I always felt we need a few kind of programming languages.
1) One for high performance, detailed stuff. (Obviously a typed compiled language.)
2) One scripting language that can be used to write stuff clean and fast without much thinking and without much problems. (Obviously a interpreted language with dynamic typing but with restrictions on how dynamic some stuff can be.)
3) There will always be domain-specific languages necessary. And trying stuff out let's people discover by doing if there are pitfalls to things a certain way or another. This allows the next languages to improve upon the learned lessons.

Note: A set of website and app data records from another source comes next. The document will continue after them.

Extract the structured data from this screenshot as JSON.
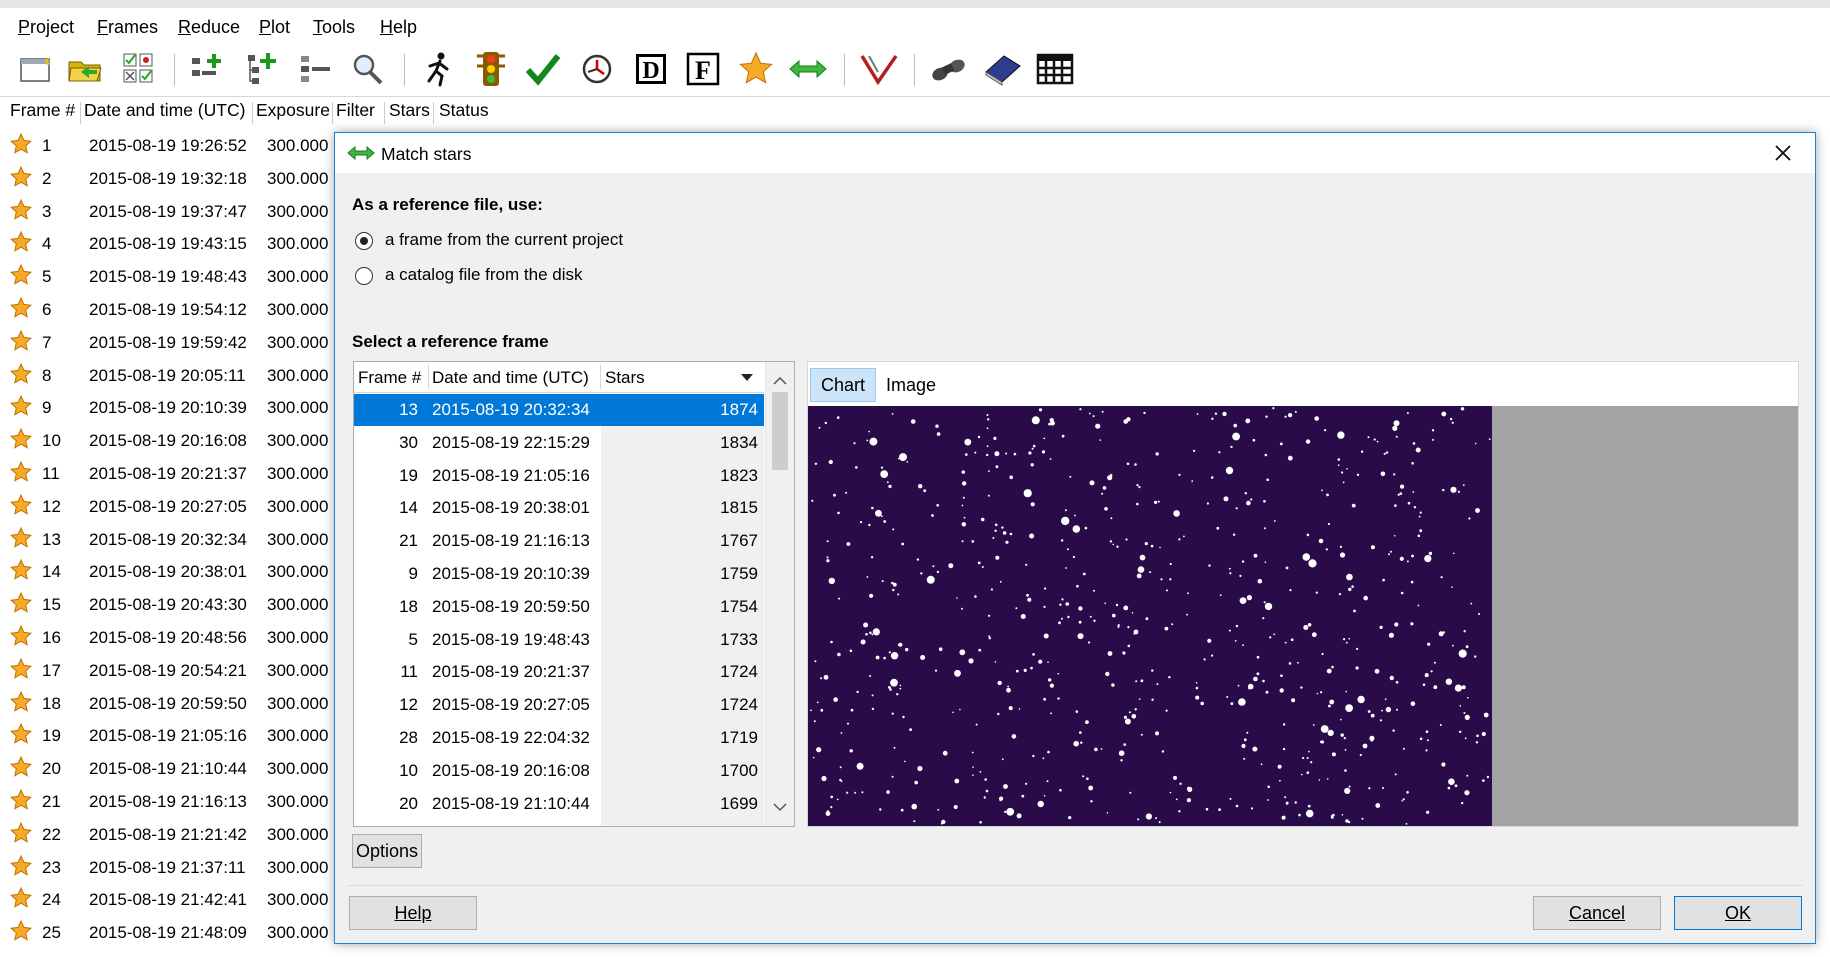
{
  "menu": [
    "Project",
    "Frames",
    "Reduce",
    "Plot",
    "Tools",
    "Help"
  ],
  "toolbar_icons": [
    "new-project-icon",
    "open-project-icon",
    "checklist-icon",
    "add-frames-icon",
    "add-individual-frames-icon",
    "remove-frames-icon",
    "search-icon",
    "run-icon",
    "traffic-light-icon",
    "checkmark-icon",
    "clock-icon",
    "dark-frame-icon",
    "flat-frame-icon",
    "star-icon",
    "match-stars-icon",
    "merge-icon",
    "binoculars-icon",
    "book-icon",
    "table-icon"
  ],
  "main_table": {
    "headers": [
      "Frame #",
      "Date and time (UTC)",
      "Exposure",
      "Filter",
      "Stars",
      "Status"
    ],
    "rows": [
      [
        "1",
        "2015-08-19 19:26:52",
        "300.000"
      ],
      [
        "2",
        "2015-08-19 19:32:18",
        "300.000"
      ],
      [
        "3",
        "2015-08-19 19:37:47",
        "300.000"
      ],
      [
        "4",
        "2015-08-19 19:43:15",
        "300.000"
      ],
      [
        "5",
        "2015-08-19 19:48:43",
        "300.000"
      ],
      [
        "6",
        "2015-08-19 19:54:12",
        "300.000"
      ],
      [
        "7",
        "2015-08-19 19:59:42",
        "300.000"
      ],
      [
        "8",
        "2015-08-19 20:05:11",
        "300.000"
      ],
      [
        "9",
        "2015-08-19 20:10:39",
        "300.000"
      ],
      [
        "10",
        "2015-08-19 20:16:08",
        "300.000"
      ],
      [
        "11",
        "2015-08-19 20:21:37",
        "300.000"
      ],
      [
        "12",
        "2015-08-19 20:27:05",
        "300.000"
      ],
      [
        "13",
        "2015-08-19 20:32:34",
        "300.000"
      ],
      [
        "14",
        "2015-08-19 20:38:01",
        "300.000"
      ],
      [
        "15",
        "2015-08-19 20:43:30",
        "300.000"
      ],
      [
        "16",
        "2015-08-19 20:48:56",
        "300.000"
      ],
      [
        "17",
        "2015-08-19 20:54:21",
        "300.000"
      ],
      [
        "18",
        "2015-08-19 20:59:50",
        "300.000"
      ],
      [
        "19",
        "2015-08-19 21:05:16",
        "300.000"
      ],
      [
        "20",
        "2015-08-19 21:10:44",
        "300.000"
      ],
      [
        "21",
        "2015-08-19 21:16:13",
        "300.000"
      ],
      [
        "22",
        "2015-08-19 21:21:42",
        "300.000"
      ],
      [
        "23",
        "2015-08-19 21:37:11",
        "300.000"
      ],
      [
        "24",
        "2015-08-19 21:42:41",
        "300.000"
      ],
      [
        "25",
        "2015-08-19 21:48:09",
        "300.000"
      ]
    ]
  },
  "dialog": {
    "title": "Match stars",
    "reference_heading": "As a reference file, use:",
    "option_frame": "a frame from the current project",
    "option_catalog": "a catalog file from the disk",
    "select_heading": "Select a reference frame",
    "list_headers": [
      "Frame #",
      "Date and time (UTC)",
      "Stars"
    ],
    "list_rows": [
      [
        "13",
        "2015-08-19 20:32:34",
        "1874"
      ],
      [
        "30",
        "2015-08-19 22:15:29",
        "1834"
      ],
      [
        "19",
        "2015-08-19 21:05:16",
        "1823"
      ],
      [
        "14",
        "2015-08-19 20:38:01",
        "1815"
      ],
      [
        "21",
        "2015-08-19 21:16:13",
        "1767"
      ],
      [
        "9",
        "2015-08-19 20:10:39",
        "1759"
      ],
      [
        "18",
        "2015-08-19 20:59:50",
        "1754"
      ],
      [
        "5",
        "2015-08-19 19:48:43",
        "1733"
      ],
      [
        "11",
        "2015-08-19 20:21:37",
        "1724"
      ],
      [
        "12",
        "2015-08-19 20:27:05",
        "1724"
      ],
      [
        "28",
        "2015-08-19 22:04:32",
        "1719"
      ],
      [
        "10",
        "2015-08-19 20:16:08",
        "1700"
      ],
      [
        "20",
        "2015-08-19 21:10:44",
        "1699"
      ]
    ],
    "selected_row": 0,
    "tabs": [
      "Chart",
      "Image"
    ],
    "active_tab": "Chart",
    "options_label": "Options",
    "help_label": "Help",
    "cancel_label": "Cancel",
    "ok_label": "OK",
    "sky_color": "#2a0b4a",
    "selection_color": "#0078d7"
  }
}
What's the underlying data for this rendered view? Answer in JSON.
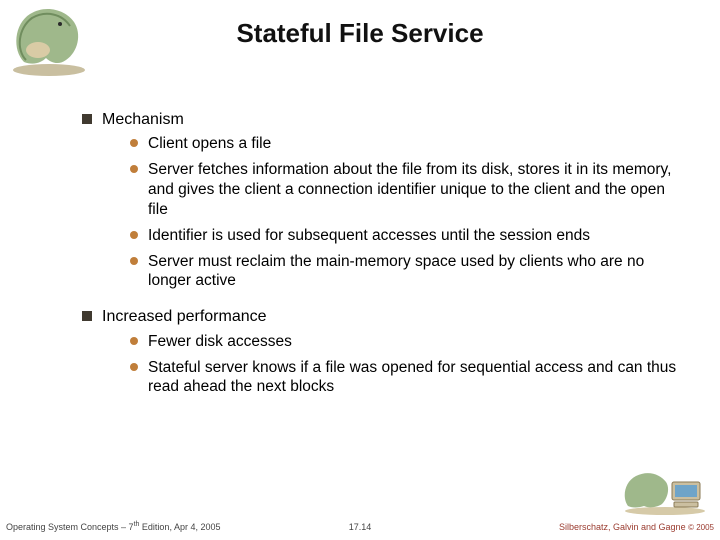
{
  "title": "Stateful File Service",
  "bullets": [
    {
      "text": "Mechanism",
      "children": [
        {
          "text": "Client opens a file"
        },
        {
          "text": "Server fetches information about the file from its disk, stores it in its memory, and gives the client a connection identifier unique to the client and the open file"
        },
        {
          "text": "Identifier is used for subsequent accesses until the session ends"
        },
        {
          "text": "Server must reclaim the main-memory space used by clients who are no longer active"
        }
      ]
    },
    {
      "text": "Increased performance",
      "children": [
        {
          "text": "Fewer disk accesses"
        },
        {
          "text": "Stateful server knows if a file was opened for sequential access and can thus read ahead the next blocks"
        }
      ]
    }
  ],
  "footer": {
    "left_prefix": "Operating System Concepts – 7",
    "left_suffix": " Edition, Apr 4, 2005",
    "left_super": "th",
    "center": "17.14",
    "right_main": "Silberschatz, Galvin and Gagne ",
    "right_copy": "© 2005"
  },
  "icons": {
    "top_mascot": "dinosaur-mascot-icon",
    "bottom_mascot": "dinosaur-computer-icon"
  }
}
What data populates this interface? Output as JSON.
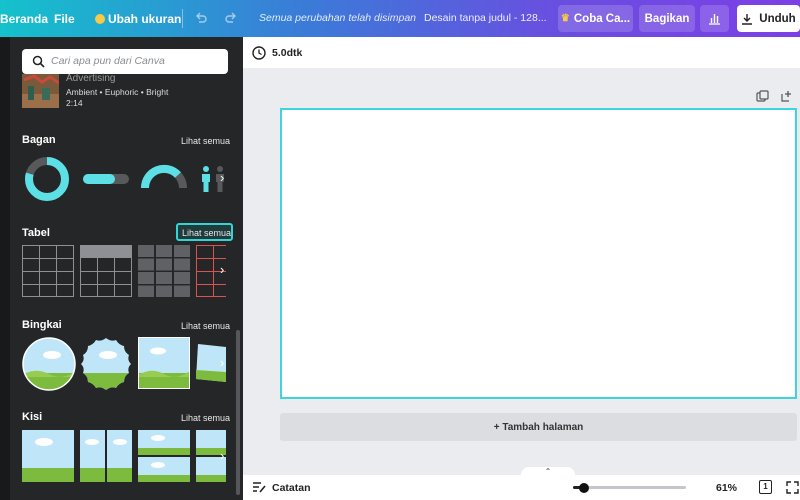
{
  "topbar": {
    "home_label": "Beranda",
    "file_label": "File",
    "resize_label": "Ubah ukuran",
    "save_status": "Semua perubahan telah disimpan",
    "doc_title": "Desain tanpa judul - 128...",
    "try_label": "Coba Ca...",
    "share_label": "Bagikan",
    "download_label": "Unduh"
  },
  "sidebar": {
    "search_placeholder": "Cari apa pun dari Canva",
    "audio": {
      "title": "Advertising",
      "tags": "Ambient • Euphoric • Bright",
      "duration": "2:14"
    },
    "sections": [
      {
        "title": "Bagan",
        "see_all": "Lihat semua"
      },
      {
        "title": "Tabel",
        "see_all": "Lihat semua"
      },
      {
        "title": "Bingkai",
        "see_all": "Lihat semua"
      },
      {
        "title": "Kisi",
        "see_all": "Lihat semua"
      }
    ]
  },
  "editor": {
    "duration_label": "5.0dtk",
    "add_page_label": "+ Tambah halaman",
    "notes_label": "Catatan",
    "zoom_label": "61%",
    "page_count": "1",
    "zoom_level": 0.61
  },
  "colors": {
    "accent": "#3fd5dc",
    "chart_teal": "#5ce0e6",
    "table_red": "#d9534f"
  }
}
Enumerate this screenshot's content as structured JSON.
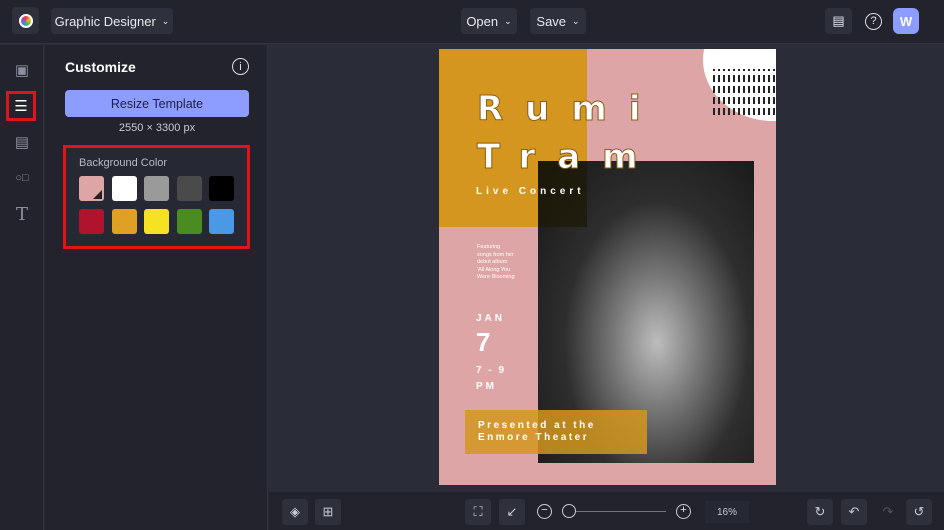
{
  "topbar": {
    "app_mode": "Graphic Designer",
    "open_label": "Open",
    "save_label": "Save",
    "avatar_initial": "W"
  },
  "panel": {
    "title": "Customize",
    "resize_label": "Resize Template",
    "dimensions": "2550 × 3300 px",
    "bg_color_label": "Background Color",
    "swatches": [
      "#dea5a6",
      "#ffffff",
      "#9a9a9a",
      "#4a4a4a",
      "#000000",
      "#b0142c",
      "#e0a024",
      "#f5e224",
      "#4a8c22",
      "#4a98e6"
    ]
  },
  "poster": {
    "title_line1": "Rumi",
    "title_line2": "Tram",
    "subtitle": "Live Concert",
    "description": "Featuring songs from her debut album 'All Along You Were Blooming",
    "month": "JAN",
    "day": "7",
    "time": "7 - 9",
    "ampm": "PM",
    "venue_line1": "Presented at the",
    "venue_line2": "Enmore Theater"
  },
  "bottombar": {
    "zoom": "16%",
    "zoom_fraction": 0.0
  },
  "colors": {
    "accent": "#8c9cff",
    "highlight": "#e0141c",
    "mustard": "#d4961e",
    "pink": "#dea5a6"
  }
}
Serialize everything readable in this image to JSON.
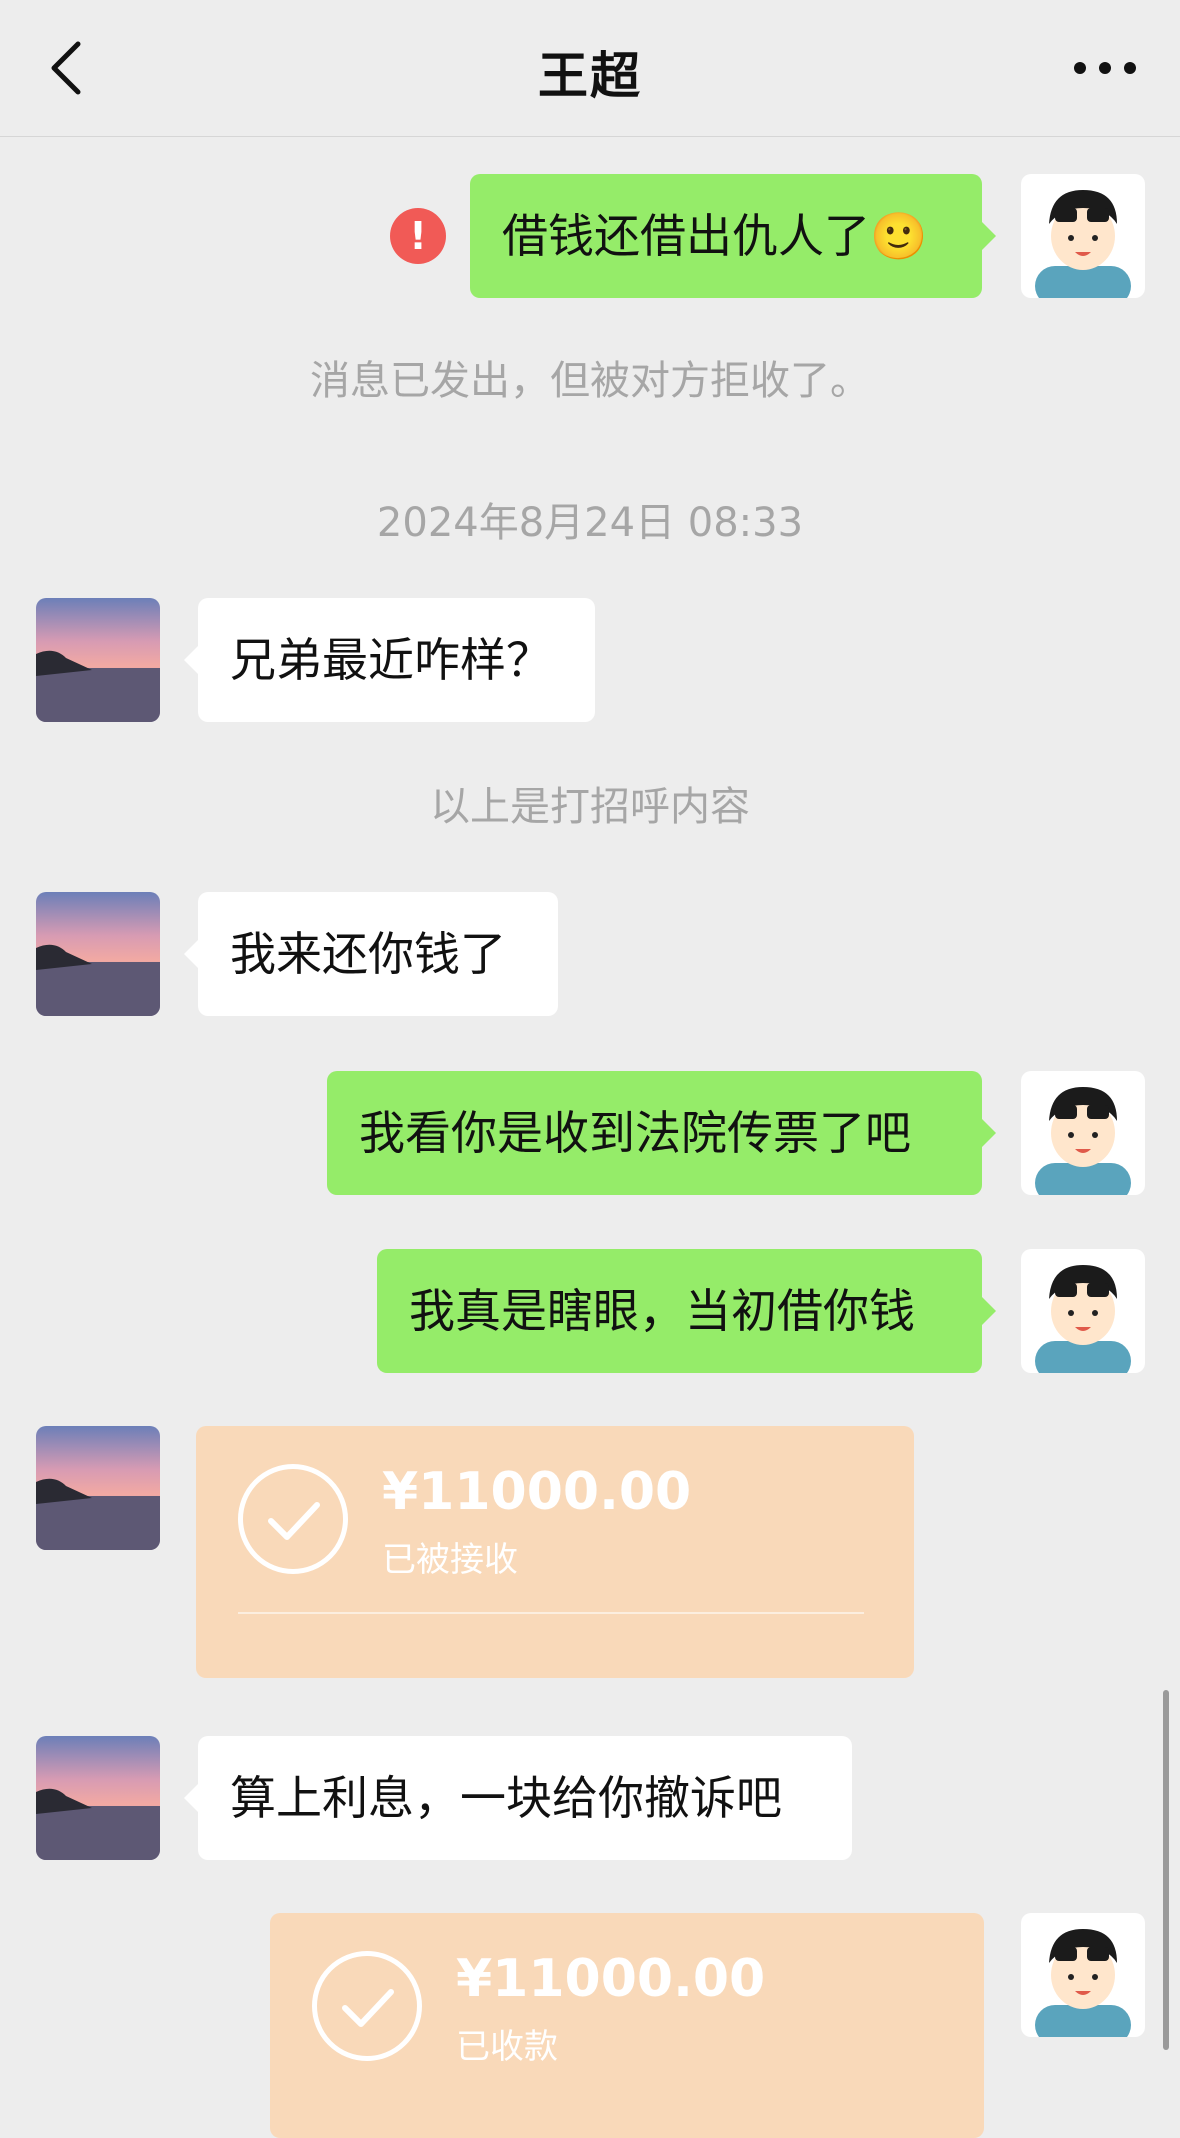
{
  "header": {
    "title": "王超",
    "back_icon": "chevron-left-icon",
    "more_icon": "more-dots-icon"
  },
  "messages": {
    "m1": {
      "text": "借钱还借出仇人了",
      "emoji": "🙂"
    },
    "rejected_notice": "消息已发出，但被对方拒收了。",
    "timestamp": "2024年8月24日 08:33",
    "m2": {
      "text": "兄弟最近咋样？"
    },
    "greeting_notice": "以上是打招呼内容",
    "m3": {
      "text": "我来还你钱了"
    },
    "m4": {
      "text": "我看你是收到法院传票了吧"
    },
    "m5": {
      "text": "我真是瞎眼，当初借你钱"
    },
    "transfer1": {
      "amount": "¥11000.00",
      "status": "已被接收"
    },
    "m6": {
      "text": "算上利息，一块给你撤诉吧"
    },
    "transfer2": {
      "amount": "¥11000.00",
      "status": "已收款"
    }
  },
  "colors": {
    "background": "#ededed",
    "outgoing_bubble": "#95ec69",
    "incoming_bubble": "#ffffff",
    "transfer_card": "#f9d9b9",
    "error_badge": "#f15a56",
    "system_text": "#a6a6a6"
  }
}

Just read the language spec. Main differential is the more expressive language support for the serialization format of data (integer ranges, endianness, alignment, etc.). Syntax is similar to go or C, but with more colons ":". However: no floating point, no fixed point, no vectors, no coroutines, no lists. Similar verbosity to C or go (i.e. no improved verbosity). Language doesn't look simpler to use than go. Similar code would be achieved by using a subset of C with gcc extensions. I personally didn't like it.